What is the chalk aquifer and why is it important?
In summer 2019 the chalk aquifer that we use for our water supply reached a record low level and the effects on the streams that it normally supplies were devastating. Nicola asked Ruth Hawksley from the Wildlife Trusts why these streams are so important and how this situation came about. There are a number of factors including population growth and climate change. Ruth also explains what Cambridge Water is doing to help, and why this is not an entirely effective solution.
How does our water use affect streams and vegetation?
Here is an animated simulation of how our water use affects streams and vegetation. It shows how water taken from the aquifer lowers the water table, so that streams dry up and trees do not get enough water. When it rains again, the aquifer is replenished. You can also see what happens when Cambridge Water pumps directly into some of the streams to maintain the flow. After watching the video you might like to try driving the simulation yourself.
What Cambridge City Council are doing
Katie Thornburrow from Cambridge City Council talks about how the council views the problem and what can be done. She describes the crisis forum she initiated and some of the outcomes. The council commissioned an integrated management study which looked at options including bringing in water from other areas, and encouraging farmers to give up their abstraction licenses. Water efficiency in new homes is also very important and the development of Eddington, in North East Cambridge, demonstrates what can be done – but the council does not have the powers they need to enforce appropriate standards.
Where could you save water?
Explore your water use at home and how much you could save with this water use calculator. The calculator includes taps and toilets, showers and baths, washing machine, dishwasher, watering the garden and car washing. It shows you how much you use (per person per day) for the different activities. And you can see what difference you can make by installing simple measures or adjusting your habits.
More things you can do:
- Get a water meter (if you have not got one). It’s free and if you find you are not benefiting you can switch back!
- Get help with saving water – sign up for Cambridge Water’s Get Water Fit campaign
- Check your toilet for leaks – here is advice from WaterSafe
- Check your taps for leaks
- Sign the River Cam Manifesto (Cam Valley Forum) to show you want action taken to protect the Cam and the chalk streams that feed it.
- Watch the Waterlight Project film – A journey along one of our beautiful chalk streams called the Mell.
- Fun facts and games for children: Educational resources from Cambridge Water
- Transition Cambridge – Water project
- Cam Valley Forum
- Cambridge Water – water saving tips
- Compare Cambridge Water performance with other companies and find out more about water supply at the national level from Discover Water
- Options for water supply in Cambridge (blog post summarising parts of the the Greater Cambridge Local Plan Strategic Spatial Options Assessment: Integrated Water Management Study (November 2020)
- Greater Cambridge Chalk Streams Project Report (December 2020) – lists the chalk streams in the county, their status and recommended actions.

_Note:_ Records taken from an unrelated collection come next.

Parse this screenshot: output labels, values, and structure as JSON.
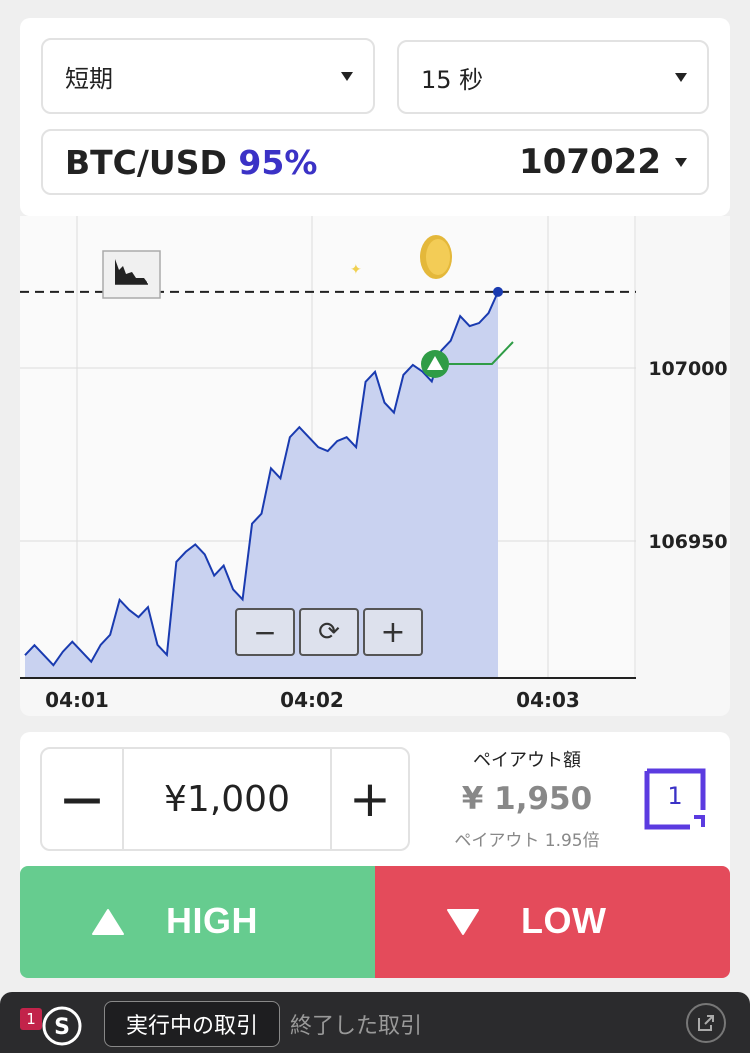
{
  "selectors": {
    "term": "短期",
    "duration": "15 秒"
  },
  "asset": {
    "pair": "BTC/USD",
    "payout_pct": "95%",
    "price": "107022"
  },
  "chart_data": {
    "type": "line",
    "x_ticks": [
      "04:01",
      "04:02",
      "04:03"
    ],
    "y_ticks": [
      "107000",
      "106950"
    ],
    "current_price": 107022,
    "series": [
      {
        "values": [
          106917,
          106917,
          106918,
          106918,
          106920,
          106933,
          106928,
          106920,
          106944,
          106949,
          106940,
          106936,
          106955,
          106971,
          106980,
          106980,
          106976,
          106980,
          106996,
          106990,
          106998,
          106999,
          107005,
          107015,
          107013,
          107022
        ]
      }
    ],
    "colors": {
      "line": "#1a3bb0",
      "fill": "#c9d2f0",
      "entry": "#2f9c46"
    }
  },
  "chart_controls": {
    "zoom_out": "−",
    "refresh": "⟳",
    "zoom_in": "+"
  },
  "trade": {
    "minus": "—",
    "amount": "¥1,000",
    "plus": "+",
    "payout_label": "ペイアウト額",
    "payout_value": "¥ 1,950",
    "payout_ratio": "ペイアウト 1.95倍",
    "one_click_count": "1"
  },
  "buttons": {
    "high": "HIGH",
    "low": "LOW"
  },
  "bottom": {
    "badge": "1",
    "active_tab": "実行中の取引",
    "closed_tab": "終了した取引"
  }
}
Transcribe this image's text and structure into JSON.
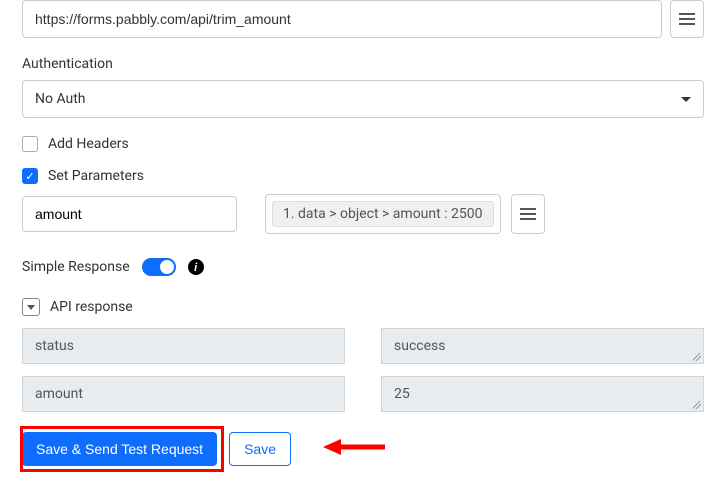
{
  "url": "https://forms.pabbly.com/api/trim_amount",
  "auth": {
    "label": "Authentication",
    "value": "No Auth"
  },
  "headers": {
    "label": "Add Headers",
    "checked": false
  },
  "params": {
    "label": "Set Parameters",
    "checked": true,
    "rows": [
      {
        "key": "amount",
        "valueChip": "1. data > object > amount : 2500"
      }
    ]
  },
  "simpleResponse": {
    "label": "Simple Response",
    "enabled": true
  },
  "apiResponse": {
    "label": "API response",
    "expanded": true,
    "rows": [
      {
        "key": "status",
        "value": "success"
      },
      {
        "key": "amount",
        "value": "25"
      }
    ]
  },
  "buttons": {
    "sendTest": "Save & Send Test Request",
    "save": "Save"
  },
  "colors": {
    "primary": "#0d6efd",
    "highlight": "#ff0000"
  }
}
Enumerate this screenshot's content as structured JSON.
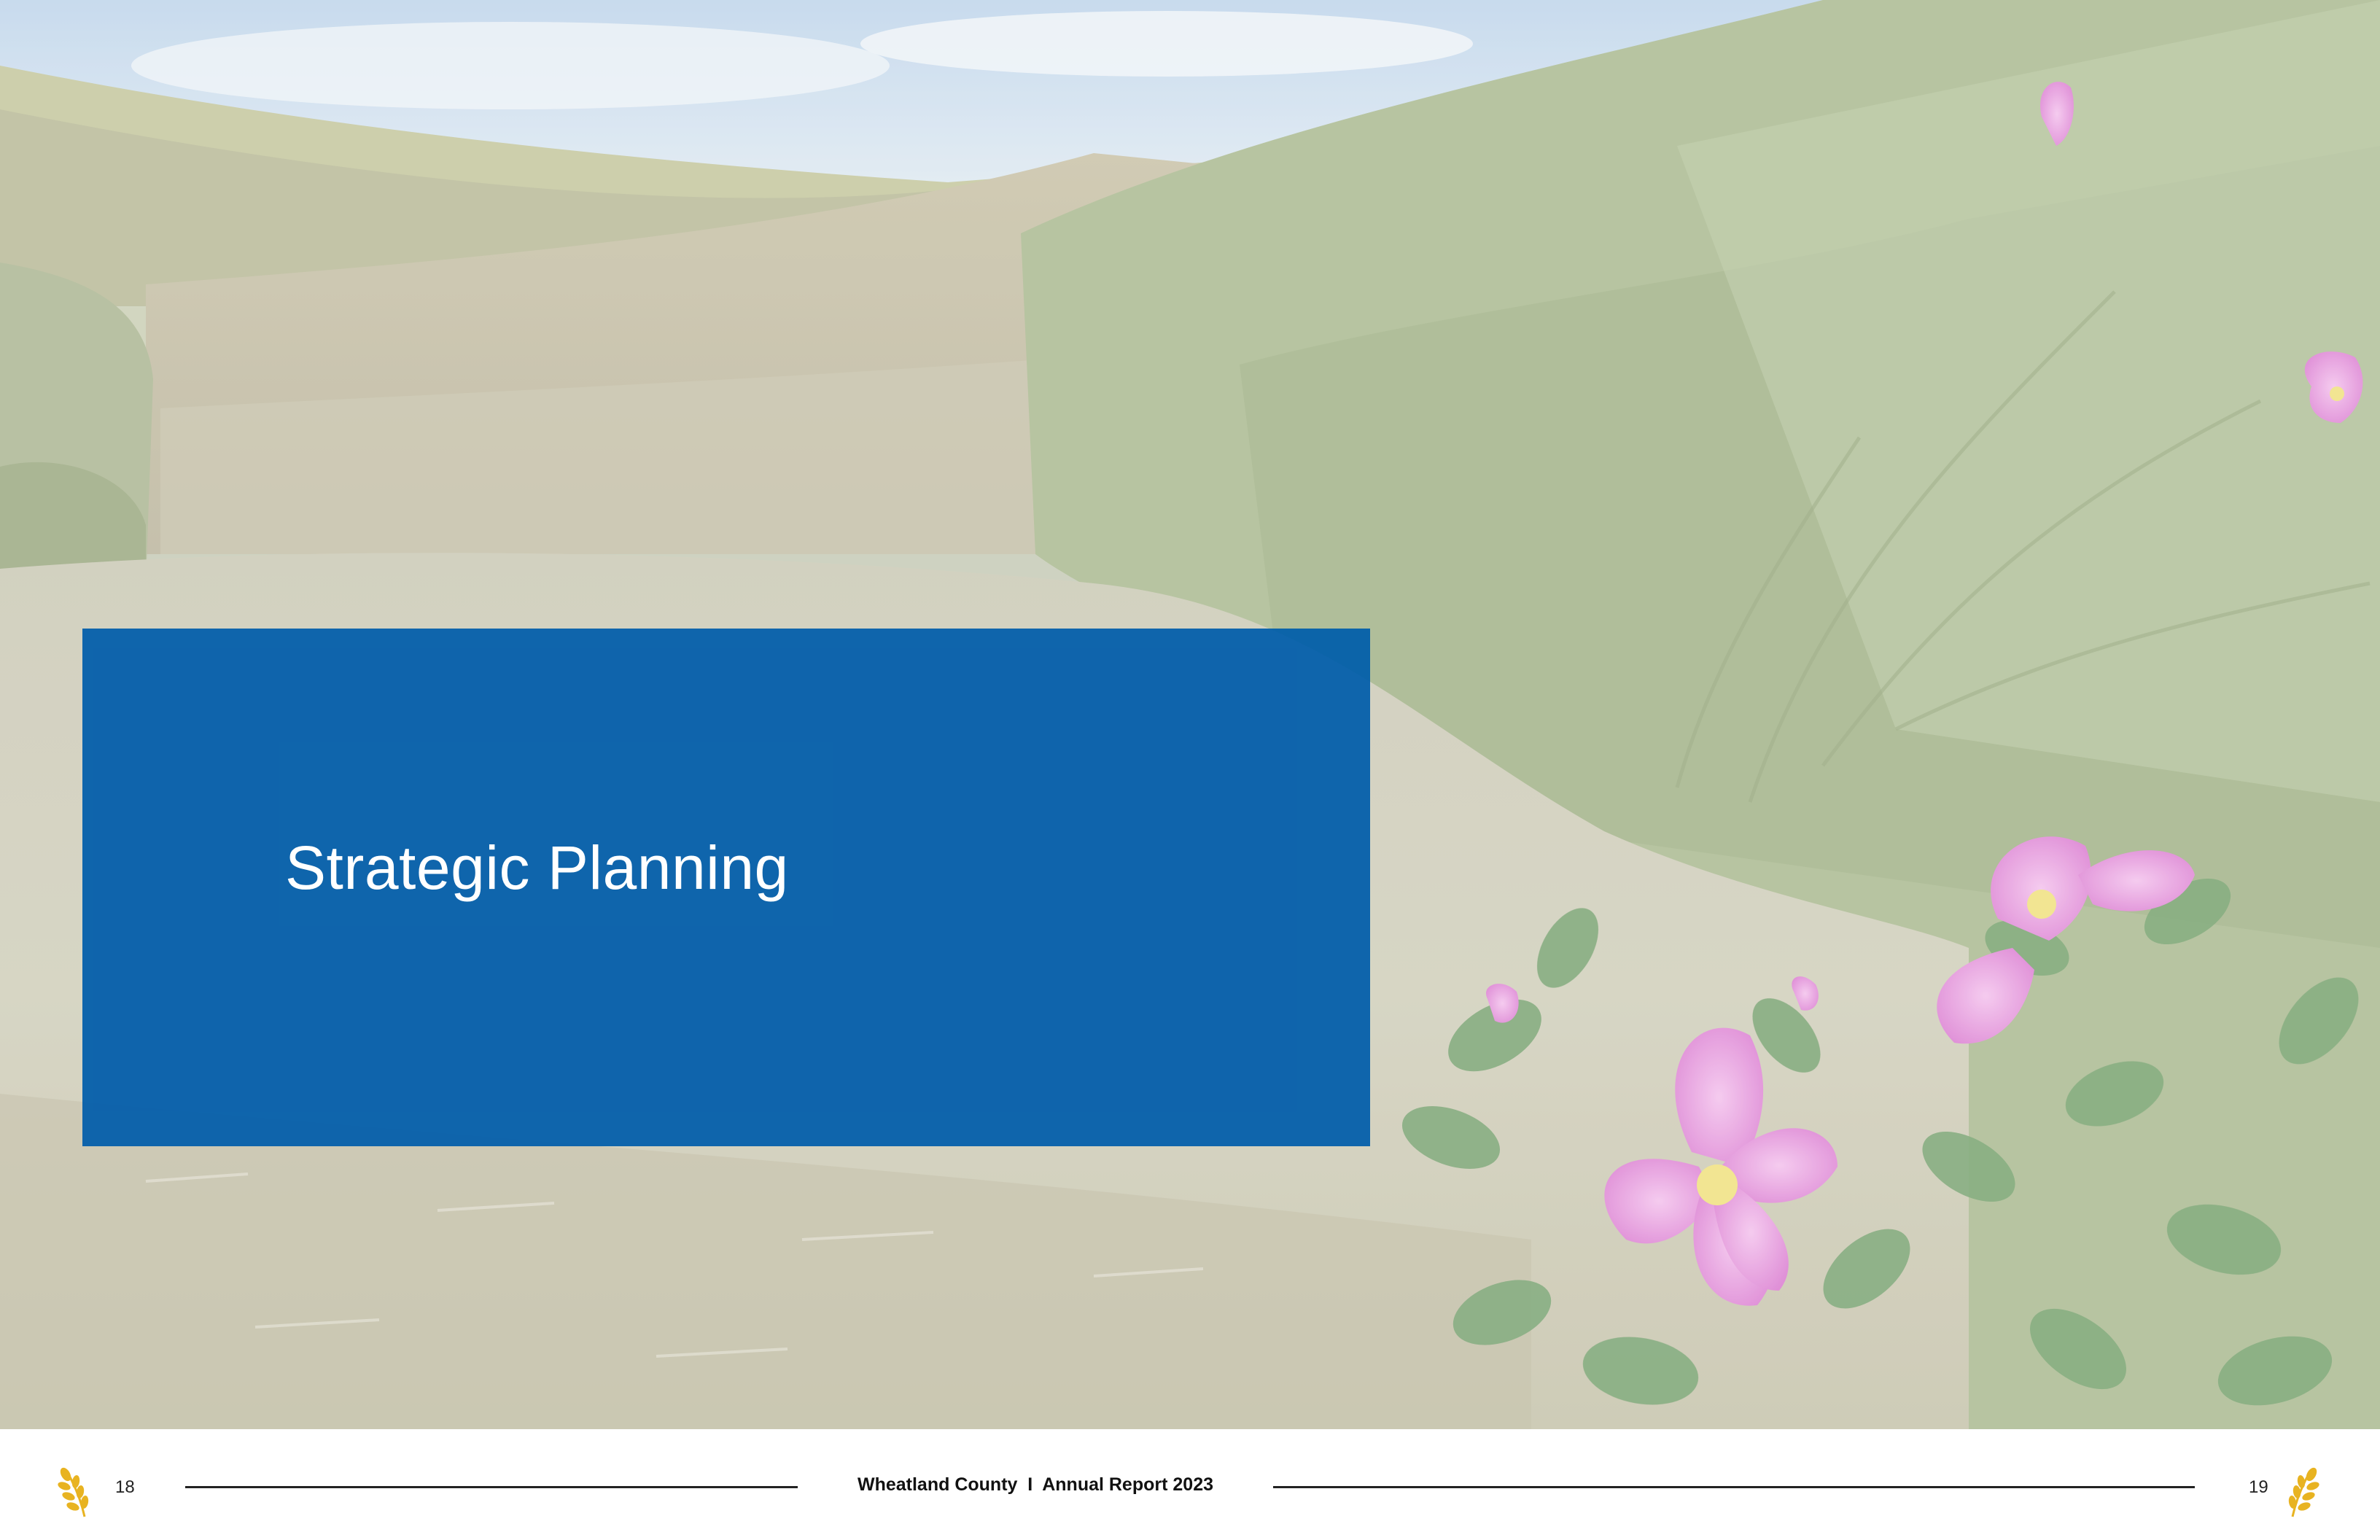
{
  "section": {
    "title": "Strategic Planning"
  },
  "footer": {
    "left_page_number": "18",
    "right_page_number": "19",
    "publication": "Wheatland County  I  Annual Report 2023"
  },
  "icons": {
    "page_marker": "wheat-icon"
  },
  "colors": {
    "panel_blue": "#005CAA",
    "wheat_gold": "#E8B321",
    "footer_text": "#111111"
  }
}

Sarah Smith (General Manager at Wicken Fen) talks about making space for nature on Cambridge's doorstep. Wicken Fen is Britain's oldest nature reserve, and the Wicken Vision is dramatically expanding this nationally important site for biodiversity while at the same time creating an extraordinary resource for its visitors. Screening from Monday 29 March.
In conversation with an expert panel, sharing their experience of integrating natural solutions with homes and workplaces and looking to the future of living design, followed by an audience Q&A at 8pm on Friday 2 April.